To conduct UX research, an unlimited number of methods can be used. These methods usually fall under the following categories:

  • Attitudinal vs. Behavioral
  • Qualitative vs. Quantitative
  • Context of Use

Different methods can be chosen for each case, but they all serve one purpose - getting answers for questions like “Who are our users?”, “How are they going to use the product?”, “Does the product work in the conditions it is going to be used in?”

“The computer industry has been able to ship difficult-to-use products because you buy first, and then you try to use it. With the Web, usability comes first, then you click to buy or become a return visitor.”

- Jakob Nielsen

Focus on the user and the competition

A user-focused approach to design research is different from a self-focused design. A self-focused approach often relies on assumptions and projecting your own behavioral model, taste, and preferences onto users to creating a working product. Instead, the user-focused approach helps develop a product through objective results based on how users would actually use and interact with it.

“If you want to have massive success with your websites and create experiences that resonate with your customers you have to figure out how to understand and solve the how much, the what and the what else.”

- Avinash Kaushik

Most of us are also familiar with the concept of competitor analysis. This is a standard term, denoting the process of assessing your competitors in the market. Competitor analysis is frequently used as part of the UX-design research process.

Competitor analysis provides interface designers with a way to:

  • take an inside look at a similar product that is already on the market;
  • assess the product’s usability in comparison with analogues;
  • assess standard user experience patterns that become evident in the field;
  • find problems and solve them to make the product better than analogues.

Competitor analysis is therefore necessary to:

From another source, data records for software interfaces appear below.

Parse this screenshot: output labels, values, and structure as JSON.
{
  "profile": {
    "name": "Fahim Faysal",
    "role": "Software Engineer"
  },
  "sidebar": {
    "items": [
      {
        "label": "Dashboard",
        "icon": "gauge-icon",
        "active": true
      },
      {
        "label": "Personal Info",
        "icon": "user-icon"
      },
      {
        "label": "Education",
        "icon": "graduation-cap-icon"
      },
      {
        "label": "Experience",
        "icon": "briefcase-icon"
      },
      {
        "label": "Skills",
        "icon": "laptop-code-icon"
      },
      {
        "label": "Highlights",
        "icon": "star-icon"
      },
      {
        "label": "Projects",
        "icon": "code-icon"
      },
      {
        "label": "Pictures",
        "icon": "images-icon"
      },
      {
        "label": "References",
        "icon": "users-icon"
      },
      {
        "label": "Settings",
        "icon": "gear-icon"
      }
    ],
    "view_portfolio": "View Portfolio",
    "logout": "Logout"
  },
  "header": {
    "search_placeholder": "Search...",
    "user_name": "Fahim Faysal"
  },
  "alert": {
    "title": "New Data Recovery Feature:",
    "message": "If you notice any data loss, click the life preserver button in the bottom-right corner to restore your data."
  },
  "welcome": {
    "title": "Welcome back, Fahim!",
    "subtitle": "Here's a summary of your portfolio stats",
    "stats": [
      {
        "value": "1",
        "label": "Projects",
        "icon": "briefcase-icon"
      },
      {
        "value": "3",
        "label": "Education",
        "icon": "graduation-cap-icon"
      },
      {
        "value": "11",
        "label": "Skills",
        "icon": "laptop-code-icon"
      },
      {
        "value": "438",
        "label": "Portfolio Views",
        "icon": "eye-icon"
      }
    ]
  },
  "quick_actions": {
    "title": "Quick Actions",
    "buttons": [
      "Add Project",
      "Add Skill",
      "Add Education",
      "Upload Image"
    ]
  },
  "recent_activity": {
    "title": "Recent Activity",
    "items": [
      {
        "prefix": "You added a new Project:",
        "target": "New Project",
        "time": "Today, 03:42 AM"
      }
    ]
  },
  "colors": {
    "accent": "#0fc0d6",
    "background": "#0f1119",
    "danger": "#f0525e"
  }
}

  • realize who the main competitors in your niche are and how their product is useful for, and used by, the end user;
  • understand which niche works best for your product and what you can offer the user that other products in that niche do not;
  • generate ideas for solving usability problems and to improve current UI patterns;
  • study industry trends and the features of competitor products.

Often carried out in the initial stage of development, competitor analysis provides additional information to direct planning efforts and decide on product requirements. It is worth noting that competitor analysis is not a scientific analysis, but is actually a brief overview of competitor and product success based on a number of criteria. The criteria used should be approximately similar and relevant to the product you’re trying to design. Examples of what can be analyzed in a competitor analysis include template layouts, navigation, terminology, content novelty, etc. Conducting this research should result in a comparative table that assesses each competitor for each identified criterion.

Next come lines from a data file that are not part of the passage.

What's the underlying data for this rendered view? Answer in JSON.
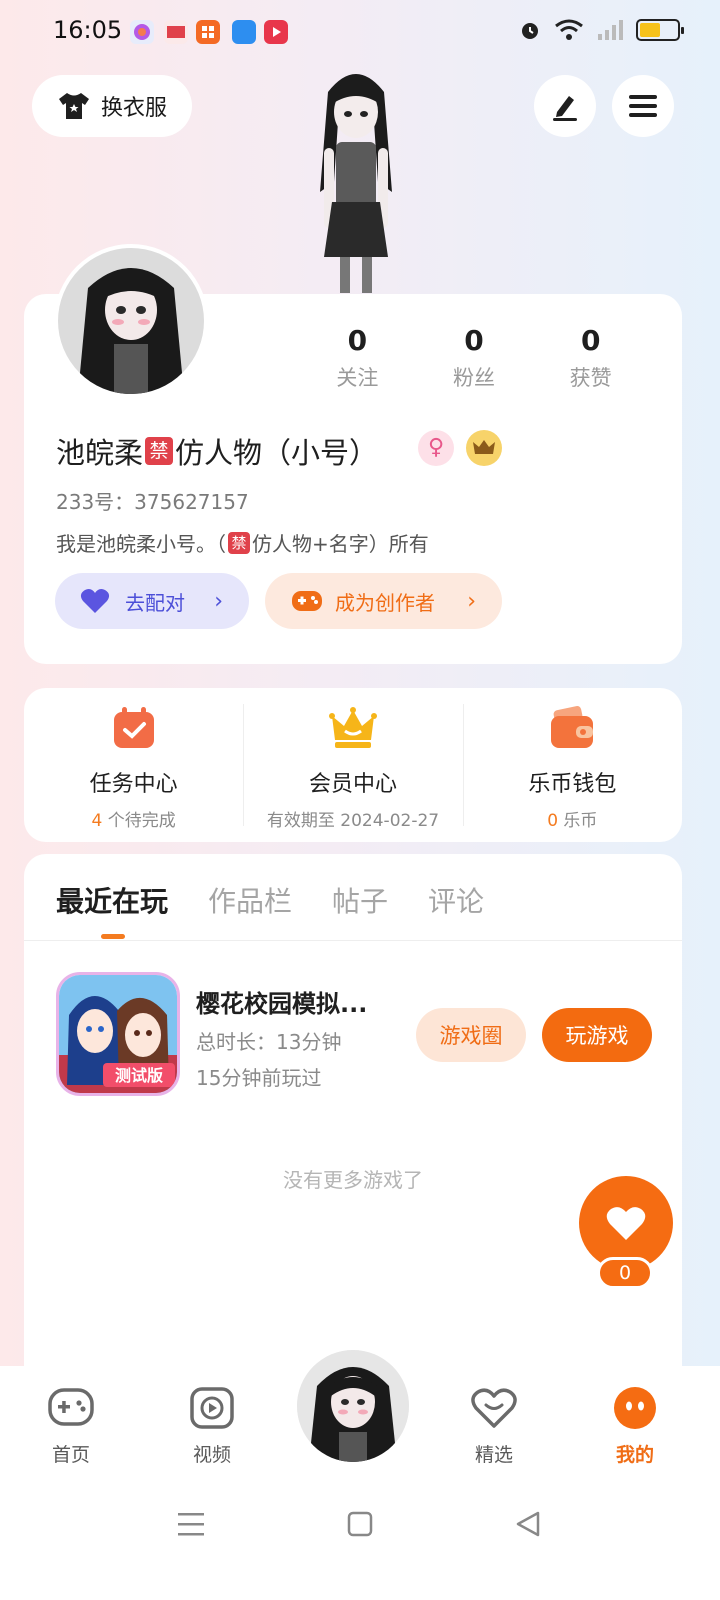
{
  "status_bar": {
    "time": "16:05",
    "app_icon_colors": [
      "#e7ecfb",
      "#fbe9e9",
      "#f46a24",
      "#2d8ef0",
      "#e8364b"
    ],
    "battery_level": 0.55
  },
  "header": {
    "outfit_label": "换衣服",
    "edit_icon": "pen-icon",
    "menu_icon": "menu-icon"
  },
  "profile": {
    "stats": [
      {
        "value": "0",
        "label": "关注"
      },
      {
        "value": "0",
        "label": "粉丝"
      },
      {
        "value": "0",
        "label": "获赞"
      }
    ],
    "nickname_part1": "池皖柔",
    "nickname_forbid": "禁",
    "nickname_part2": "仿人物（小号）",
    "gender_symbol": "♀",
    "uid": "233号：375627157",
    "bio_part1": "我是池皖柔小号。（",
    "bio_forbid": "禁",
    "bio_part2": "仿人物+名字）所有",
    "pair_label": "去配对",
    "creator_label": "成为创作者",
    "chevron": "›"
  },
  "services": [
    {
      "title": "任务中心",
      "highlight": "4",
      "sub": " 个待完成",
      "icon": "calendar-check-icon"
    },
    {
      "title": "会员中心",
      "highlight": "",
      "sub": "有效期至 2024-02-27",
      "icon": "crown-icon"
    },
    {
      "title": "乐币钱包",
      "highlight": "0",
      "sub": " 乐币",
      "icon": "wallet-icon"
    }
  ],
  "tabs": [
    "最近在玩",
    "作品栏",
    "帖子",
    "评论"
  ],
  "game": {
    "title": "樱花校园模拟...",
    "duration": "总时长：13分钟",
    "last_played": "15分钟前玩过",
    "icon_text": "测试版",
    "circle_label": "游戏圈",
    "play_label": "玩游戏"
  },
  "no_more": "没有更多游戏了",
  "fab": {
    "count": "0"
  },
  "bottom_nav": [
    {
      "label": "首页",
      "icon": "gamepad-icon"
    },
    {
      "label": "视频",
      "icon": "video-play-icon"
    },
    {
      "label": "精选",
      "icon": "heart-chat-icon"
    },
    {
      "label": "我的",
      "icon": "profile-face-icon"
    }
  ],
  "colors": {
    "accent": "#f47b20",
    "pair_text": "#4c4fd8",
    "forbid": "#e0414a"
  }
}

Competitor analysis is a critical step in creating a competitive product. It is one of the most important stages in business strategy because it provides first-hand knowledge about what works for the user and what does not.

After doing this research, the possibility of making basic mistakes in the design process is considerably reduced.

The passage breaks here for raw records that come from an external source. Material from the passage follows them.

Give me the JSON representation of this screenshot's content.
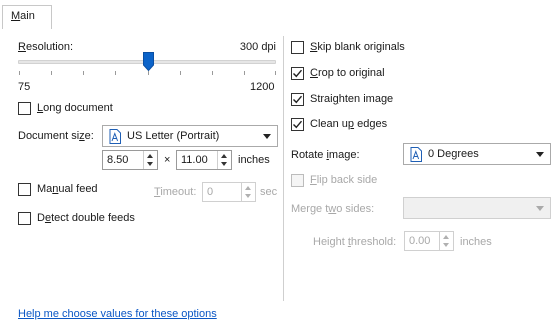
{
  "tabs": [
    {
      "label": "Main",
      "mnemonic": "M",
      "rest": "ain"
    }
  ],
  "resolution": {
    "label_mn": "R",
    "label_rest": "esolution:",
    "value_text": "300 dpi",
    "slider_value": 300,
    "min_label": "75",
    "max_label": "1200"
  },
  "long_document": {
    "label_pre": "",
    "label_mn": "L",
    "label_post": "ong document",
    "checked": false
  },
  "document_size": {
    "label_pre": "Document si",
    "label_mn": "z",
    "label_post": "e:",
    "selected": "US Letter (Portrait)",
    "icon": "document-icon",
    "width": "8.50",
    "height": "11.00",
    "times": "×",
    "unit": "inches"
  },
  "manual_feed": {
    "label_pre": "Ma",
    "label_mn": "n",
    "label_post": "ual feed",
    "checked": false
  },
  "timeout": {
    "label_pre": "",
    "label_mn": "T",
    "label_post": "imeout:",
    "value": "0",
    "unit": "sec"
  },
  "detect_double_feeds": {
    "label_pre": "D",
    "label_mn": "e",
    "label_post": "tect double feeds",
    "checked": false
  },
  "skip_blank": {
    "label_pre": "",
    "label_mn": "S",
    "label_post": "kip blank originals",
    "checked": false
  },
  "crop": {
    "label_pre": "",
    "label_mn": "C",
    "label_post": "rop to original",
    "checked": true
  },
  "straighten": {
    "label_pre": "Strai",
    "label_mn": "g",
    "label_post": "hten image",
    "checked": true
  },
  "clean_edges": {
    "label_pre": "Clean u",
    "label_mn": "p",
    "label_post": " edges",
    "checked": true
  },
  "rotate": {
    "label_pre": "Rotate ",
    "label_mn": "i",
    "label_post": "mage:",
    "selected": "0 Degrees",
    "icon": "document-icon"
  },
  "flip_back": {
    "label_pre": "",
    "label_mn": "F",
    "label_post": "lip back side",
    "checked": false
  },
  "merge": {
    "label_pre": "Merge t",
    "label_mn": "w",
    "label_post": "o sides:",
    "selected": ""
  },
  "height_threshold": {
    "label_pre": "Height ",
    "label_mn": "t",
    "label_post": "hreshold:",
    "value": "0.00",
    "unit": "inches"
  },
  "help_link": "Help me choose values for these options",
  "colors": {
    "accent": "#0b63c9",
    "link": "#0b57c5",
    "disabled": "#a8a8a8"
  }
}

“Innovation leads one to see the new in the old and distinguishes the ingenious from the ingenuous.

- Paul Rand”

Why design research matters

Pursuing innovation is not always the best option. There are far more cases that prove it is often better to stick to tried and true methods instead of trying to create something completely different.

Well-conducted research provides information about current users and competitors. It also gives insight into the latest design trends, as well as steady and stable UX patterns which should be adhered to.

The results of research done for one or more design solutions will give your project a competitive advantage and a far more developed understanding of long-term design strategy, significantly increasing your chance to create a successful product that users will love.

Do not forget to read our article about basic principles of responsive design and Practical advice on designing websites for mobile devices.